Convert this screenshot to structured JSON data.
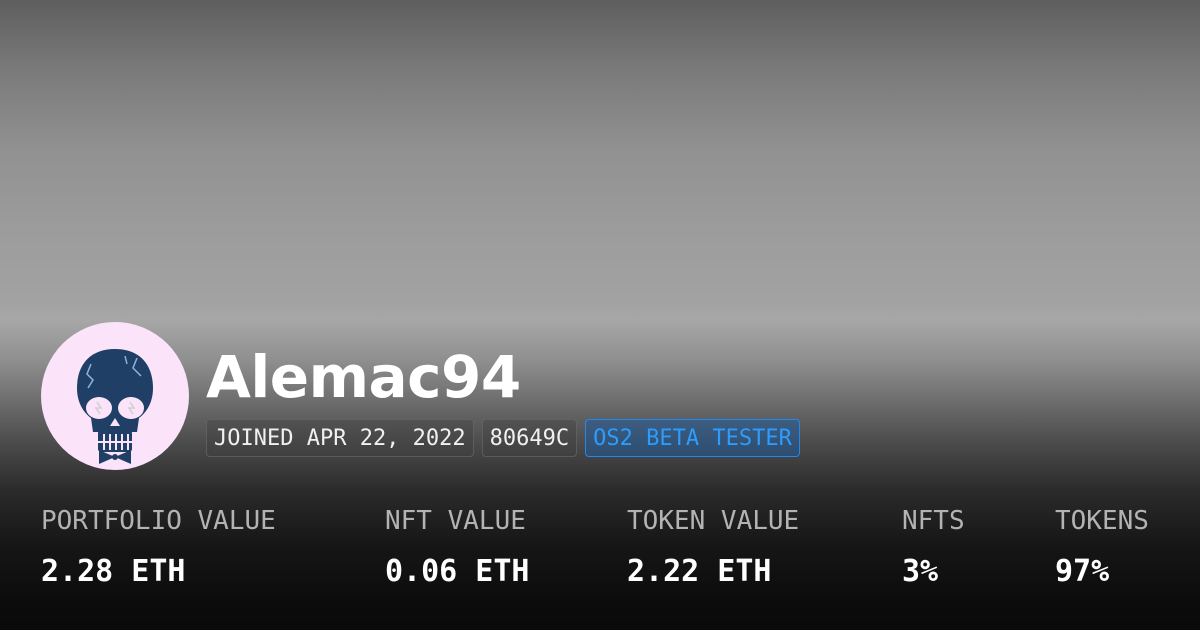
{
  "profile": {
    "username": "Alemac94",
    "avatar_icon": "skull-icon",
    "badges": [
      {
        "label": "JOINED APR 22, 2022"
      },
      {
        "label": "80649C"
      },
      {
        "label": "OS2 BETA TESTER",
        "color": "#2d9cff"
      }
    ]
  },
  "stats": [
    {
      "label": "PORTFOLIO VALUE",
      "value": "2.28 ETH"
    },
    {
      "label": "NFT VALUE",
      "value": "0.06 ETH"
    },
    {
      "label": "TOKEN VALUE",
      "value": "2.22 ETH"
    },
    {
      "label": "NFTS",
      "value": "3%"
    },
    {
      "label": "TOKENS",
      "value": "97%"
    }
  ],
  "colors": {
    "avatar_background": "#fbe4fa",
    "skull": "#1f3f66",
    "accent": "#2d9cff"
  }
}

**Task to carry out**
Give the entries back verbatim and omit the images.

**Response for this exercise**
Convert this screenshot to structured JSON data.
{
  "profile": {
    "username": "Alemac94",
    "avatar_icon": "skull-icon",
    "badges": [
      {
        "label": "JOINED APR 22, 2022"
      },
      {
        "label": "80649C"
      },
      {
        "label": "OS2 BETA TESTER",
        "color": "#2d9cff"
      }
    ]
  },
  "stats": [
    {
      "label": "PORTFOLIO VALUE",
      "value": "2.28 ETH"
    },
    {
      "label": "NFT VALUE",
      "value": "0.06 ETH"
    },
    {
      "label": "TOKEN VALUE",
      "value": "2.22 ETH"
    },
    {
      "label": "NFTS",
      "value": "3%"
    },
    {
      "label": "TOKENS",
      "value": "97%"
    }
  ],
  "colors": {
    "avatar_background": "#fbe4fa",
    "skull": "#1f3f66",
    "accent": "#2d9cff"
  }
}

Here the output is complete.